Information given START

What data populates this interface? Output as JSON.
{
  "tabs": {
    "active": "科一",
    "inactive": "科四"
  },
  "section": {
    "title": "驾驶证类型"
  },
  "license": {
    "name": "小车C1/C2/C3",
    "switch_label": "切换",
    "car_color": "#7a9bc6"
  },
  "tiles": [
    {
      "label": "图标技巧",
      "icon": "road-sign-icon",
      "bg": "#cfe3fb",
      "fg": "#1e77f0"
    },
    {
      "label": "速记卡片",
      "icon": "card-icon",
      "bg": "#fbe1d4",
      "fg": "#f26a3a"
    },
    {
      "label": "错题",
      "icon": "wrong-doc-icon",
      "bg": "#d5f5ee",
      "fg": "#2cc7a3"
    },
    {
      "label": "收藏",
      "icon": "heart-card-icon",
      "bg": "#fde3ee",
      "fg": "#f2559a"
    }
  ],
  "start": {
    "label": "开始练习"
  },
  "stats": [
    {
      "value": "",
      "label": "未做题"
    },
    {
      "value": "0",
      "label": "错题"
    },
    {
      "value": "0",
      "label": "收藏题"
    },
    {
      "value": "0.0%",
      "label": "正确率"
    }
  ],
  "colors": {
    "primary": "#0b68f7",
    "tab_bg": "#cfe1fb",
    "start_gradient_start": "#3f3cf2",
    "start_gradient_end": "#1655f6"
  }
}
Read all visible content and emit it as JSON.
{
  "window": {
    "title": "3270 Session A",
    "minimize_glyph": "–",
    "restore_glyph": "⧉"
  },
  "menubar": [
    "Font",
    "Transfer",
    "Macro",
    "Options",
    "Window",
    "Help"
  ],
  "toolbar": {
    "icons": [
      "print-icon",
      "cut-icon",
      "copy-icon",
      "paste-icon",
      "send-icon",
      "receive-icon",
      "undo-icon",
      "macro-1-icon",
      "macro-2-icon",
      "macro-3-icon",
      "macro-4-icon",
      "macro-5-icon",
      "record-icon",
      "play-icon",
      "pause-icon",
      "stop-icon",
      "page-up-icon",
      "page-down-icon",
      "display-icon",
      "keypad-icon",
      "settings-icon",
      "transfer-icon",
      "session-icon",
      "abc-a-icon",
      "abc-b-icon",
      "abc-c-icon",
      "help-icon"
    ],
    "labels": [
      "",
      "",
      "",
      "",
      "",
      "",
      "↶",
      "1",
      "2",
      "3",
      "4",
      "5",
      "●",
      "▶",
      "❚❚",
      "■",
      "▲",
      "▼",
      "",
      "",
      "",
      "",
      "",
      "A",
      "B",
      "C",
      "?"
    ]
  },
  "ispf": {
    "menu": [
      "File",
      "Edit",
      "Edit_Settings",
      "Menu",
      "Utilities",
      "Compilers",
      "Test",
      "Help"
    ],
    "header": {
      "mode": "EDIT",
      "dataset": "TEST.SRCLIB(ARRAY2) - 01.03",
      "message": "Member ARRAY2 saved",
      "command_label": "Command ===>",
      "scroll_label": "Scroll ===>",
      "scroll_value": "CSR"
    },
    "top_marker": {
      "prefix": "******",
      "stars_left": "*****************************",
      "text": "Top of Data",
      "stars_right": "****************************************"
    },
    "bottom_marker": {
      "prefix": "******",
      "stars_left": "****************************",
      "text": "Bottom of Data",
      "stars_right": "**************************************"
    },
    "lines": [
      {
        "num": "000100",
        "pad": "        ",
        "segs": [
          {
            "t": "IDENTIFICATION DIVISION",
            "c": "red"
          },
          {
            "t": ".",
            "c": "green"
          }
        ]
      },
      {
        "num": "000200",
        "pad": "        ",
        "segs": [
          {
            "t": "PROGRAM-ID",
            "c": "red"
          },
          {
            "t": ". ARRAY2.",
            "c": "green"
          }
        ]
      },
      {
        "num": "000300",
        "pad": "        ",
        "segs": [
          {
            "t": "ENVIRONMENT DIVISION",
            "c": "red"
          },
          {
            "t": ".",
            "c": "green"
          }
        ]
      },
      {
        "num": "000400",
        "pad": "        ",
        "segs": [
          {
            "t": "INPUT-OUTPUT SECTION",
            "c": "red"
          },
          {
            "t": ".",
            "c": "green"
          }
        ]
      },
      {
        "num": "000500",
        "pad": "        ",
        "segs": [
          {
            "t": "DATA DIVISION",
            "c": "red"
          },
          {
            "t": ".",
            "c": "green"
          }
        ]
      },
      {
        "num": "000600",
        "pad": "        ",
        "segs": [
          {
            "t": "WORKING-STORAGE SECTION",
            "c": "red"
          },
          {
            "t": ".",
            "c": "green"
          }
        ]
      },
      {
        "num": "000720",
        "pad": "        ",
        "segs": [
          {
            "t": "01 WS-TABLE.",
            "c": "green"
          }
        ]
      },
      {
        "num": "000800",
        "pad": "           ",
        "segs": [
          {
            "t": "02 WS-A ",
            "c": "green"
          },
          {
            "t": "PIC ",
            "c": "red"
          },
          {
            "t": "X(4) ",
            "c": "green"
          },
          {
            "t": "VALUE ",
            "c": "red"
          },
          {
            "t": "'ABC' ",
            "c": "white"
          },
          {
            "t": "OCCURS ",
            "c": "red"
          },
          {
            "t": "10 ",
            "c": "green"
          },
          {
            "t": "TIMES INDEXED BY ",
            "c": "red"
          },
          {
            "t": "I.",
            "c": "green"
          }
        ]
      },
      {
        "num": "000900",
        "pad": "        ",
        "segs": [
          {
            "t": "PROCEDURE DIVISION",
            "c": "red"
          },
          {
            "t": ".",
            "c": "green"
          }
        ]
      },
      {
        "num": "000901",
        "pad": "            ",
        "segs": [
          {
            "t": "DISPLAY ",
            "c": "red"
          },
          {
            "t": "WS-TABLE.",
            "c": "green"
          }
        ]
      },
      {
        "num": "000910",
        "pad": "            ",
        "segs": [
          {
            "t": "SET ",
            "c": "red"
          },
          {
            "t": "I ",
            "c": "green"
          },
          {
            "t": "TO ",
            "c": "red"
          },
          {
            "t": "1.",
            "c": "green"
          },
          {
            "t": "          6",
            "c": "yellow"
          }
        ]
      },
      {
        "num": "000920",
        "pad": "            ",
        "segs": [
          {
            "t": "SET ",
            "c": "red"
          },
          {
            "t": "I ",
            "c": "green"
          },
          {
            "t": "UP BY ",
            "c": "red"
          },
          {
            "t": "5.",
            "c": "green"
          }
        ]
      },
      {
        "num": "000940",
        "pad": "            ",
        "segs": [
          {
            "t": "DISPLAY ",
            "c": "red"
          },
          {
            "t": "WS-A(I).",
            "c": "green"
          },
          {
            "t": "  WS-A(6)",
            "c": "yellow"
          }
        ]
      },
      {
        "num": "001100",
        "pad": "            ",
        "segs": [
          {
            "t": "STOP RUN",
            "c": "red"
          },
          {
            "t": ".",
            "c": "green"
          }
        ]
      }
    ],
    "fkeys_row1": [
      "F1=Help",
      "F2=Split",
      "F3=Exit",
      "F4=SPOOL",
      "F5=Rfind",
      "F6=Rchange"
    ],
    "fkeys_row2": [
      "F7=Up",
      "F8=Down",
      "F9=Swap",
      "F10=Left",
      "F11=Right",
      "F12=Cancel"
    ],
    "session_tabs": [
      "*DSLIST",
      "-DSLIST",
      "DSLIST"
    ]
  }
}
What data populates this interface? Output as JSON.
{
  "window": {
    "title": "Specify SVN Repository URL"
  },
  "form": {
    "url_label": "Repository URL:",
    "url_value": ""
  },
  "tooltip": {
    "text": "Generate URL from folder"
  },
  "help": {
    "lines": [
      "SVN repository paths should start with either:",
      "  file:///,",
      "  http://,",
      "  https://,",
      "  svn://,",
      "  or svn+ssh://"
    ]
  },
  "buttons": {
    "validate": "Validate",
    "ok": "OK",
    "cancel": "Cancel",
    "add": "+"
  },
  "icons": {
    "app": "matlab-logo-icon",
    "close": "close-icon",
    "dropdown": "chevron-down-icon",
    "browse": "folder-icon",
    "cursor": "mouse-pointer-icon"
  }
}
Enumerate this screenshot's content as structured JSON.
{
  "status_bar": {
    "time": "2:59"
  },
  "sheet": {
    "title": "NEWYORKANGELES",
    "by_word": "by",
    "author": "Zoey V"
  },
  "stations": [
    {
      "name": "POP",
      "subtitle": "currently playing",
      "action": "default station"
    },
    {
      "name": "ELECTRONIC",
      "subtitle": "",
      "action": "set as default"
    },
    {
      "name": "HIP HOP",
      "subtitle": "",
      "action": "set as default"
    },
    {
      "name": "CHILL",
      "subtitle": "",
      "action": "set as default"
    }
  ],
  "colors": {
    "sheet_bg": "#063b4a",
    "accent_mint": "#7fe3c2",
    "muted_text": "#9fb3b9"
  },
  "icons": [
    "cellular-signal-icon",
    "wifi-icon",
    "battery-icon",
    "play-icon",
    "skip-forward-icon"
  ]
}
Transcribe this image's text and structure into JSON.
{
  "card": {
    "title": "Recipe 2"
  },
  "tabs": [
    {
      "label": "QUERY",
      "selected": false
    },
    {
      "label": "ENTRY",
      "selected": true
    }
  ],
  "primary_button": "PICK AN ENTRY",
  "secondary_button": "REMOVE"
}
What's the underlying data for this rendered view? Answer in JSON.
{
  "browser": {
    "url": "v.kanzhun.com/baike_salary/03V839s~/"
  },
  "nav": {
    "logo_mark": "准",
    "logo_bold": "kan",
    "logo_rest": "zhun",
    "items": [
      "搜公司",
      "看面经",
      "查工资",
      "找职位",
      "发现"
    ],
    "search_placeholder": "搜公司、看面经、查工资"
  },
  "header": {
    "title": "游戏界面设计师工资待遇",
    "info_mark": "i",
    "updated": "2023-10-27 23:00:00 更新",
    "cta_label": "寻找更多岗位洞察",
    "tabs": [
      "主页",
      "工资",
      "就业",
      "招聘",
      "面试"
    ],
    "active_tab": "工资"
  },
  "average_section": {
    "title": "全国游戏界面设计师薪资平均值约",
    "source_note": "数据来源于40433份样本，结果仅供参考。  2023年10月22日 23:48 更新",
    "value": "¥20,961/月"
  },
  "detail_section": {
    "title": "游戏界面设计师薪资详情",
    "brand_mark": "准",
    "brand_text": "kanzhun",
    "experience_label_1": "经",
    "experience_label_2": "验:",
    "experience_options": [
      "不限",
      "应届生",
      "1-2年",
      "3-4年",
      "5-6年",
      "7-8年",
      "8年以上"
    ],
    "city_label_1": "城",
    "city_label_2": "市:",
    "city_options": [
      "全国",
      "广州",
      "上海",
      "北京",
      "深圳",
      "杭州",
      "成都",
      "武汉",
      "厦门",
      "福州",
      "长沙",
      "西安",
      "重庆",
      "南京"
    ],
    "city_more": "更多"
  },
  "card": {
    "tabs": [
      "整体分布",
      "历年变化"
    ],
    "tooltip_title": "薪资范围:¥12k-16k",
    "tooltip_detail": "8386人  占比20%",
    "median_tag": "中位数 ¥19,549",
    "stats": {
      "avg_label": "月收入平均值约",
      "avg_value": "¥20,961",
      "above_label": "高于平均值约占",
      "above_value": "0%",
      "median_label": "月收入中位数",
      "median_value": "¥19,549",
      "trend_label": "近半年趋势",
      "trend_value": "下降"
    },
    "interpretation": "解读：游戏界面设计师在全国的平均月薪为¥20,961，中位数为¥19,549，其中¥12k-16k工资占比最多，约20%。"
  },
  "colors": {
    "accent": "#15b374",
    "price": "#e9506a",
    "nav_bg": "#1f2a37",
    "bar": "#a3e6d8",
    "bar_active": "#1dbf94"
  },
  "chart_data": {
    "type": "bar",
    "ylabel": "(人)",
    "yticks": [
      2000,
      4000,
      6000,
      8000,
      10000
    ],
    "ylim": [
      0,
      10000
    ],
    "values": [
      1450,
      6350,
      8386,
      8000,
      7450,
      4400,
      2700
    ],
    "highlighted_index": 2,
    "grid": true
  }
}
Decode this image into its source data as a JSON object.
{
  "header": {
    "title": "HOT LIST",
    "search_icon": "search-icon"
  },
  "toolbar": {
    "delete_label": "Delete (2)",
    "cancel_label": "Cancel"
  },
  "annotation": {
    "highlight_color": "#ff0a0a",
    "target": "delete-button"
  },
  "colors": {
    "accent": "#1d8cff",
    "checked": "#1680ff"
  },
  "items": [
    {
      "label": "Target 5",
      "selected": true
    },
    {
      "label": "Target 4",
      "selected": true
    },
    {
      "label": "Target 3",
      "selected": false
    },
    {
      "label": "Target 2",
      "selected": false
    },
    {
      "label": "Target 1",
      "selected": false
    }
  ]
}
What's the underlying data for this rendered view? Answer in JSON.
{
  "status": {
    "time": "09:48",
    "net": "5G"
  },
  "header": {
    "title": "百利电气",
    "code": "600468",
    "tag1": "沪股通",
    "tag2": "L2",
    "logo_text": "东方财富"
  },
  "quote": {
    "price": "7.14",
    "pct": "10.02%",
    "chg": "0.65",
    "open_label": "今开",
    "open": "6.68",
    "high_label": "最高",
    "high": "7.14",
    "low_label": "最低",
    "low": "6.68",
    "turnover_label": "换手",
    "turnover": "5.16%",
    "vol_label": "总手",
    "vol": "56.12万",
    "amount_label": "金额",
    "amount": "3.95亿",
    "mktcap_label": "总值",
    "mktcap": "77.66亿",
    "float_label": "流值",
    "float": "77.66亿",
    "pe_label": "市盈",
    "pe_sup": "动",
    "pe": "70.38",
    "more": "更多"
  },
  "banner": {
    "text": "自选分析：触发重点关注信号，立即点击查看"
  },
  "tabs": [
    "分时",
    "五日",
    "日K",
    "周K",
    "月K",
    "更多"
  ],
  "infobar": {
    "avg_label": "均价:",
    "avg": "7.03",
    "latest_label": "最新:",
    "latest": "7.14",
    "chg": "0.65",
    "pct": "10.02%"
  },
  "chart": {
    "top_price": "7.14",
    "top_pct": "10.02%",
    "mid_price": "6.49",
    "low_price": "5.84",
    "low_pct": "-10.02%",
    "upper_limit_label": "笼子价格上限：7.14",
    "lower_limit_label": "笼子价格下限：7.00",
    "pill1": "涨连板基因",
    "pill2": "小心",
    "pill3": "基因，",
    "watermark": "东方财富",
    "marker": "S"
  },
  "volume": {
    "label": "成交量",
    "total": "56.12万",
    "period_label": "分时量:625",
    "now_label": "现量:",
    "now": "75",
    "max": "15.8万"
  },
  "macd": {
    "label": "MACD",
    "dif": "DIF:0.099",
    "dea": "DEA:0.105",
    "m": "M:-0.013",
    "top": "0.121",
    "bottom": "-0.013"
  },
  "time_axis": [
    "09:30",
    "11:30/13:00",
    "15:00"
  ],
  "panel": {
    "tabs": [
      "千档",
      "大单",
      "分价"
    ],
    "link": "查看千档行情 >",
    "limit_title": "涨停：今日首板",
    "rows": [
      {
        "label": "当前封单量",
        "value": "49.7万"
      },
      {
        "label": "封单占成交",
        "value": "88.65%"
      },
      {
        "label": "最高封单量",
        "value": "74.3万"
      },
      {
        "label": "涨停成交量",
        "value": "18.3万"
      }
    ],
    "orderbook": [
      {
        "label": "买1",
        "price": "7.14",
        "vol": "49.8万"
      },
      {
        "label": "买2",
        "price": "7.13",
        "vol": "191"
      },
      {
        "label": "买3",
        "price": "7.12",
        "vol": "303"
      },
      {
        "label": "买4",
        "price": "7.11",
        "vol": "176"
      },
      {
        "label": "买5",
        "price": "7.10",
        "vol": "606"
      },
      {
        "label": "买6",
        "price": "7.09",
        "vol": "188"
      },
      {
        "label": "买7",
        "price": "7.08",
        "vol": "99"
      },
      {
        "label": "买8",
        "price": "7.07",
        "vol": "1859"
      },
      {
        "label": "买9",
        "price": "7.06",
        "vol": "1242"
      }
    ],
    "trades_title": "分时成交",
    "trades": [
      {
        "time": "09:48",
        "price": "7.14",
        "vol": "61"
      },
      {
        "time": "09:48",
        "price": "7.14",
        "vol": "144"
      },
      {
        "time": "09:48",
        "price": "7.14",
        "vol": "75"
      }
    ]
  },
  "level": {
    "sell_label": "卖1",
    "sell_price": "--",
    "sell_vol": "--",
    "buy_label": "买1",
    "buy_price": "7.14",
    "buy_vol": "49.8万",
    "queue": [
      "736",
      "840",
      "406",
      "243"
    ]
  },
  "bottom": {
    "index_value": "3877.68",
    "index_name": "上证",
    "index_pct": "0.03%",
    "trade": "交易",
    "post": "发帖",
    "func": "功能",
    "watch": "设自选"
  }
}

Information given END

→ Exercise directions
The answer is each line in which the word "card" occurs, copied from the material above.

→ Solution to this problem
      "icon": "card-icon",
      "icon": "heart-card-icon",
  "card": {
  "card": {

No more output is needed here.